There are legal standards for “classifying” information as “confidential,” “secret,” or “top secret” based on supposed degrees of damage to national security disclosure of that information might cause.
I’m personally against allowing the state to keep secrets at all. They claim to work for us. If we’re really their bosses, we should get to look over their shoulders any time we please.
Of course, that won’t happen.
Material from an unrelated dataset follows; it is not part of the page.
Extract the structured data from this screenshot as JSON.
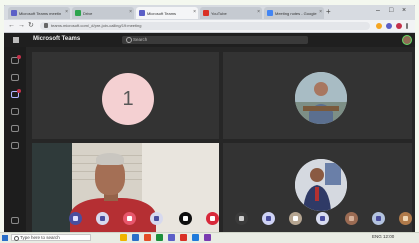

But given the fact that the classification system does exist, there should also be a non-negotiable time limit within which any given piece of information must either be classified or made available to the public.
I’m not referring to deniable requests for information filed under the Freedom of Information Act. All government information not classified within 30 days of its creation or acquisition should be stored in databases that the public can search at will.
UFOs have been a matter of intense public interest since at least as far back as the 1947 Roswell incident, which still spawns rumors of alien craft and corpses held in secret government facilities.
I don’t know, and am not going to claim to know, whether we’re being visited by extraterrestrials and if so what they’re up to while they’re here. I don’t have strong opinions on which sighting and abduction stories are true and which aren’t. I’m just exactly smart enough to understand that I don’t have the information I’d need to reach such conclusions.
What I do know is that it shouldn’t be the government’s prerogative to conceal such information from the rest of us indefinitely, tell us tall tales about weather balloons and swamp gas, and offer lame “national security” excuses when caught out.
Nor are UFOs the only subject this problem touches on. The post-World War Two national security state has developed a culture of general secrecy that we accommodate at our peril. Concealing information from the public should be incredibly difficult, not a matter of course.